During an event, you let your invited guests experience your message, whether you’re selling a product, a service, or a concept. It is your golden opportunity to maintain good relationships with existing customers and connect with potential ones. With our three-stage rocket – Before, During, and After – we want to inspire you, and give you valuable tips on how to make your event as successful as possible.
A) Start by thinking about and answer the following questions:
Who is your target group?
Think about the characteristics of your intended guests.
Who are we?
Think about the characteristics of you and your brand, such as your brand message, brand promise, and the tonality of your business.
What is the purpose of the event? What message is important for you to highlight at the event?
A new product? An update of the brand with new logo and graphic profile? The half-yearly report? Or is the most important thing right now to attract new customers?
B) Planning – both strategic and operational
Once the answers above are determined, it is time to start planning, both strategically and operationally. The strategic plan should include guidelines and the ultimate goal of the event. The operational plan specifies how, when and by whom everything should be implemented. The key for all aspects to work is communication between all parties involved.
Who does what?
Think about the aspects of the event and how they should be communicated.
Who says what?
What type of invitation will you have?
Are you going to advertise?
Are you making a newsletter or writing a customer letter in connection with the event?
Who will greet people as they arrive?
Will anyone hold a speech?
Delegate tasks as early on as possible, and make sure that the planning of all individuals is in line with the common concept. Agree on who has ultimate responsibility!
C) Running schedule
This should specify who is responsible for what and when, and how they should act. All time-frames are included here as well.
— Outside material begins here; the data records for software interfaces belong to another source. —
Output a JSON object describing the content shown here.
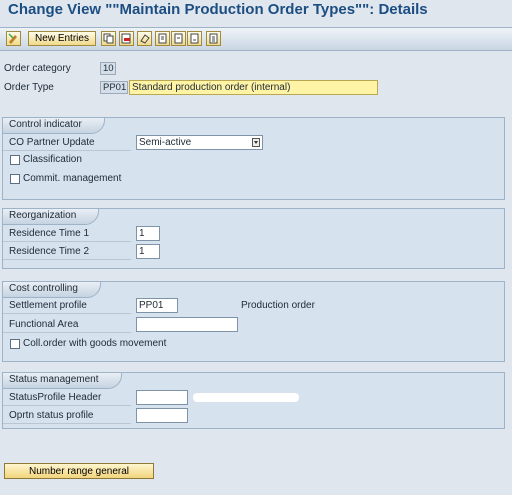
{
  "window": {
    "title": "Change View \"\"Maintain Production Order Types\"\": Details"
  },
  "toolbar": {
    "new_entries_label": "New Entries",
    "icons": [
      "edit-toggle-icon",
      "copy-icon",
      "delete-icon",
      "undo-icon",
      "first-entry-icon",
      "previous-entry-icon",
      "next-entry-icon",
      "last-entry-icon"
    ]
  },
  "header": {
    "order_category_label": "Order category",
    "order_category_value": "10",
    "order_type_label": "Order Type",
    "order_type_value": "PP01",
    "order_type_desc": "Standard production order (internal)"
  },
  "control_indicator": {
    "title": "Control indicator",
    "co_partner_label": "CO Partner Update",
    "co_partner_value": "Semi-active",
    "classification_label": "Classification",
    "classification_checked": false,
    "commit_label": "Commit. management",
    "commit_checked": false
  },
  "reorganization": {
    "title": "Reorganization",
    "res1_label": "Residence Time 1",
    "res1_value": "1",
    "res2_label": "Residence Time 2",
    "res2_value": "1"
  },
  "cost_controlling": {
    "title": "Cost controlling",
    "settlement_label": "Settlement profile",
    "settlement_value": "PP01",
    "settlement_desc": "Production order",
    "functional_label": "Functional Area",
    "functional_value": "",
    "coll_order_label": "Coll.order with goods movement",
    "coll_order_checked": false
  },
  "status_management": {
    "title": "Status management",
    "header_label": "StatusProfile Header",
    "header_value": "",
    "oprtn_label": "Oprtn status profile",
    "oprtn_value": ""
  },
  "footer": {
    "number_range_label": "Number range general"
  },
  "colors": {
    "title": "#1c4e82",
    "background": "#dfe6ee",
    "group": "#d6e2ee",
    "highlight": "#fff3a6"
  }
}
Make sure that everyone involved is aware of and prepared for the fact that time-frames are unlikely to be fully met.
D) Are venue and permits in place?
Book the venue well in advance and be realistic. It should neither be too small nor too large.
Depending on the size of the event, there may also be different permit requirements. You need to look into this and take them into account. Does the venue have the fire classification required? Is a permit from emergency services or the police required? Do you need to do anything about the traffic situation outside the venue?
E) Invite and remind
Invite in good time so that your guests can book the event in their calendar. Enclosing or attaching the main items on the programme with the invitation is a good idea. Your guests must also be made aware of everything that is expected of them in the invitation. How much will they pay and what is included? Is there a dress code? Should they prepare a presentation of themselves or the company they represent? Also make sure that a reminder goes out in the weeks before the event.
A) Food and drinks
The most important thing for many guests is what food and drinks are served. So keep a high quality, and don't let them wait. Serve on time and keep an eye on how you serve the drinks. Always offer non-alcoholic options.
B) Give each (if possible) guest a bit of your attention
Take the time to speak calmly to all of your guests. Look them in the eyes. Be present and make every effort to make each guest feel unique, seen, and warmly welcomed.
Be sure to follow-up. How did it go? What was gained from the event? And most importantly, what did your guests think? Ask them for feedback. Your guests are a valuable source of information and their thoughts and opinions enable you to make your next event even better.
B) Recognise your guests after the event
Remember to recognise your guests afterwards as well. Send a card, thanking each guest for his or her attendance and invite them to the same event next year.